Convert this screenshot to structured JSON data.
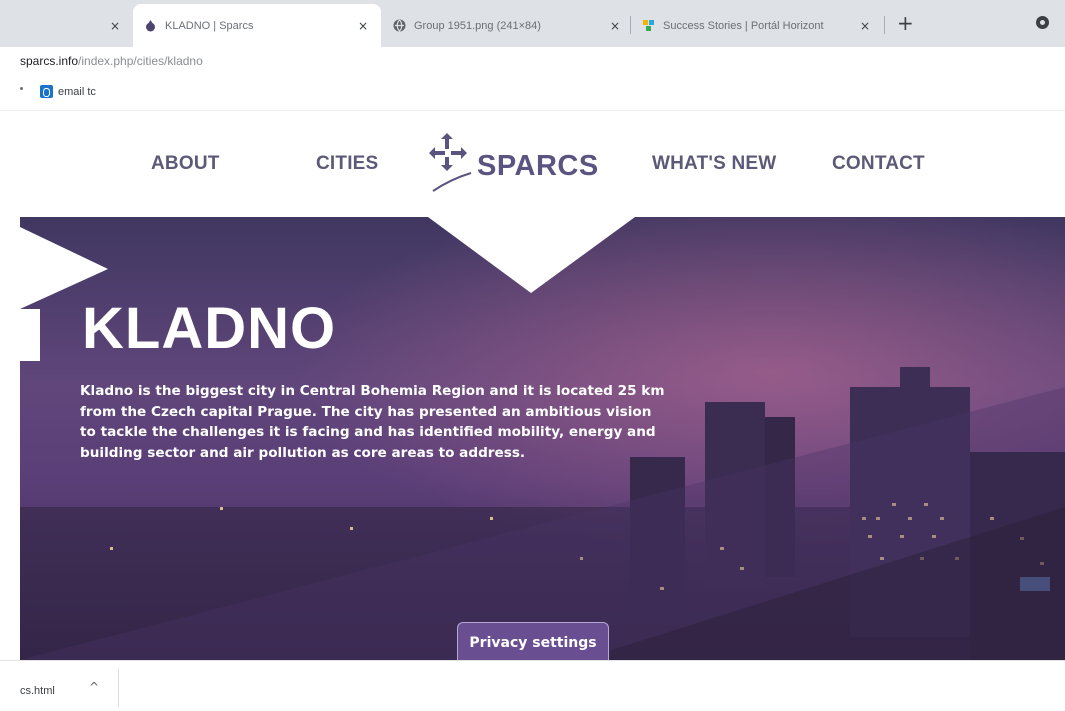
{
  "browser": {
    "tabs": [
      {
        "title": "",
        "close": "×"
      },
      {
        "title": "KLADNO | Sparcs",
        "close": "×"
      },
      {
        "title": "Group 1951.png (241×84)",
        "close": "×"
      },
      {
        "title": "Success Stories | Portál Horizont",
        "close": "×"
      }
    ],
    "new_tab": "+",
    "address": {
      "host": "sparcs.info",
      "path": "/index.php/cities/kladno"
    },
    "bookmarks": {
      "overflow": ":",
      "items": [
        {
          "label": "email tc"
        }
      ]
    }
  },
  "site": {
    "nav": {
      "about": "ABOUT",
      "cities": "CITIES",
      "whats_new": "WHAT'S NEW",
      "contact": "CONTACT"
    },
    "logo_text": "SPARCS"
  },
  "hero": {
    "title": "KLADNO",
    "description": "Kladno is the biggest city in Central Bohemia Region and it is located 25 km from the Czech capital Prague. The city has presented an ambitious vision to tackle the challenges it is facing and has identified mobility, energy and building sector and air pollution as core areas to address."
  },
  "privacy_button": "Privacy settings",
  "download": {
    "filename": "cs.html",
    "chevron": "^"
  },
  "colors": {
    "brand": "#5b5380",
    "nav": "#5c5a78",
    "hero_dark": "#403761",
    "privacy_bg": "#6a4e92"
  },
  "icons": {
    "tab2": "sparcs-favicon",
    "tab3": "globe-icon",
    "tab4": "horizont-favicon",
    "bookmark": "outlook-icon"
  }
}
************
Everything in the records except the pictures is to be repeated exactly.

Convert this screenshot to structured JSON data.
{
  "browser": {
    "tabs": [
      {
        "title": "",
        "close": "×"
      },
      {
        "title": "KLADNO | Sparcs",
        "close": "×"
      },
      {
        "title": "Group 1951.png (241×84)",
        "close": "×"
      },
      {
        "title": "Success Stories | Portál Horizont",
        "close": "×"
      }
    ],
    "new_tab": "+",
    "address": {
      "host": "sparcs.info",
      "path": "/index.php/cities/kladno"
    },
    "bookmarks": {
      "overflow": ":",
      "items": [
        {
          "label": "email tc"
        }
      ]
    }
  },
  "site": {
    "nav": {
      "about": "ABOUT",
      "cities": "CITIES",
      "whats_new": "WHAT'S NEW",
      "contact": "CONTACT"
    },
    "logo_text": "SPARCS"
  },
  "hero": {
    "title": "KLADNO",
    "description": "Kladno is the biggest city in Central Bohemia Region and it is located 25 km from the Czech capital Prague. The city has presented an ambitious vision to tackle the challenges it is facing and has identified mobility, energy and building sector and air pollution as core areas to address."
  },
  "privacy_button": "Privacy settings",
  "download": {
    "filename": "cs.html",
    "chevron": "^"
  },
  "colors": {
    "brand": "#5b5380",
    "nav": "#5c5a78",
    "hero_dark": "#403761",
    "privacy_bg": "#6a4e92"
  },
  "icons": {
    "tab2": "sparcs-favicon",
    "tab3": "globe-icon",
    "tab4": "horizont-favicon",
    "bookmark": "outlook-icon"
  }
}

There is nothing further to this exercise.